Do You Feel Lucky? Multithreading the Profile API

I picked up a case a few weeks ago that had a simple question in it. “Are MAPI’s profile APIs thread safe?” My answer, of course, was “As far as I know – why do you ask?”. The reason they asked was because they had built a framework to encapsulate all of their MAPI operations (a very good idea) and they were seeing “issues” when they ran the profile configuration portion of that framework through their multithreaded test harness.

At first, I had a little trouble pinning down what they meant by “issues” – did they mean hangs? Crashes? Random error codes? Actually – it was all of the above. I got some dumps and traces from them and found 2-3 distinct problems with the way MAPI and some of the providers behave in an non thread safe manner during profile configuration/deletion. When I started running my own tests, I found a few more.

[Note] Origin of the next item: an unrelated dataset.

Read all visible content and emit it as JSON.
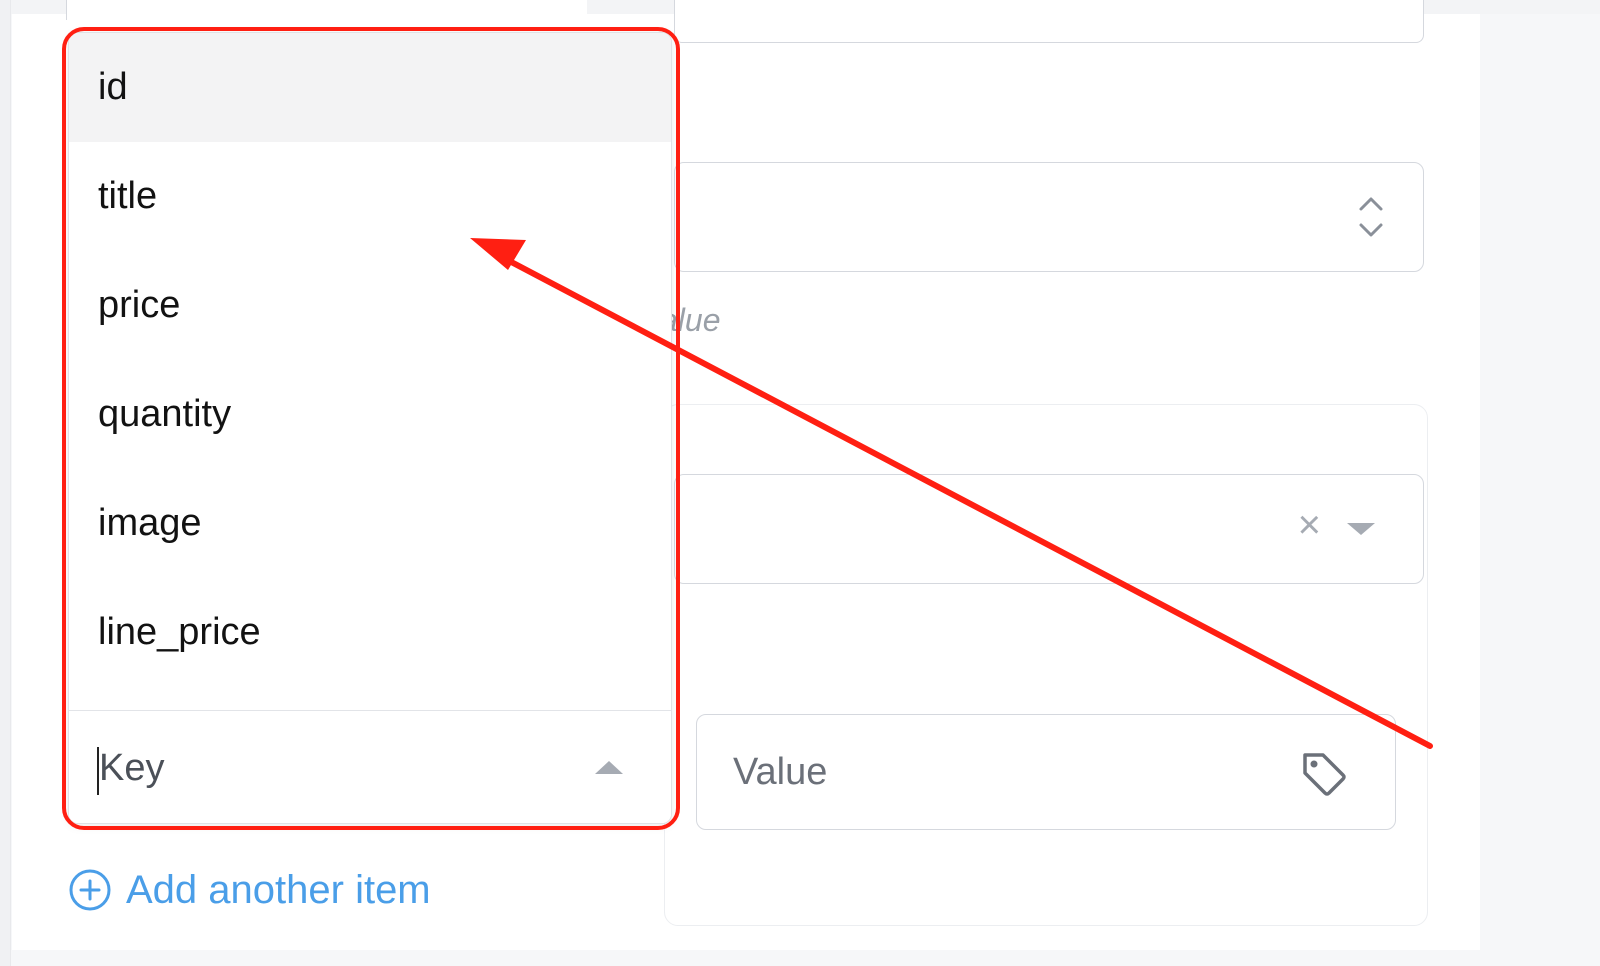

Now – I’ve always understood MAPI and the providers we ship to be thread safe. Sure, there are the occasional issues, but we usually can fix them. We go to a lot of trouble to make sure MAPI behaves correctly across multiple threads. But apparently all of this work, and all of our testing, was under the assumption that the profiles had already been created. I dug back through records of cases I had worked as well as bugs which have been filed against MAPI and found only one case where someone had configured profiles from multiple threads. And on examining that case, I saw that it was from the days before we routinely had multiple processors. Most of the threading issues I was seeing would be much harder to reproduce on a single processor.

I took the list of issues we found back to development to see what they thought we should do about this. The issues we found were in both Outlook and Exchange’s implementation of MAPI (they predate the split), meaning we had a long road ahead of us if we started fixing the problems. And even if we assume we fixed every issue we found, we were certain to find that those issues were hiding other, nastier issues.

So we decided that the best course of action here would be to declare MAPI’s profile API’s not to be thread safe. All MAPI profile configuration should be serialized. This applies to both Exchange and Outlook’s implementations of MAPI and all versions, including the MAPI download.

Here are the APIs you’ll need to serialize as a MAPI client:

Comments (8)

  1. john g says:

    We’re using the MAPI API to create msg files from a C# web service; and we’re using redemption to access MAPI without raising the security warnings.  It runs fine for a long time but then randomly fails. Could this be the threading issue that you describe above?  We’ve rebuild the account profile which fixed the problem the last time it occured. Any advice will be much appreciated.

  2. Stephen Griffin says:

    Doubtful. But you should take Redemption issues to the maker of Redemption.

  3. Torbjorn Jansson says:

    is it also unsafe to use the profile api from multiple exe files at the same time?

    what i have is a program that do the mapi work as a separate process and not threads.

    that program begins with creating a temporary profile and onced its finished it cleans up the profile after itself.

  4. Stephen Griffin says:

    As far as I remember, the threading problems were within a process. Multiple processes are probably fine.

  5. Vladimir Werskov says:

    Any chance to know more about these problems? Exactly which methods of these interfaces should be serialized? If we need to serialize all those profile creation parts, then it is a rather nasty performance hit.

    Do i need to serialize also the call to ConfigureMsgService?

  6. Stephen Griffin says:

    >Exactly which methods of these interfaces should be serialized?

    All of them. But I wouldn’t serialize them individually. I’d serialize the whole act of profile creation/modification.

    >If we need to serialize all those profile creation parts, then it is a rather nasty performance hit.

    Doubtful – profile creation should only need to be done occasionally (like when you install, or maybe during app startup), so serializing it wouldn’t have any measurable performance hit.

  7. Vladimir Werskov says:

    Just imagine a scenario where you can’t keep the profiles – you have many mailboxes and for each one you need more threads. This can be a very high number. Without cleaning up the profiles you end up with full registry – which can turn to be irreparable.

    What is my concern: imagine that you need to create a profile for a mailbox, which is not available (network error, etc) – when configuring such a profile, you need to wait until it returns after a timeout. During this time (assuming you have serialized the profile actions) everybody is locked out and is not able to create a profile when it is needed. And that timeout can be really nasty (some minutes or so). How to overcome this case? Start a process to create a profile for you?

  8. Stephen Griffin says:

    If you’re creating that many profiles, you’re doing it wrong. You should look at CreateStoreEntryID (which *is* thread safe – all it does is bit twiddling).

    I’m not dismissing your concerns, but concocting scenarios won’t make these interfaces thread safe. Any calls into them need to be serialized.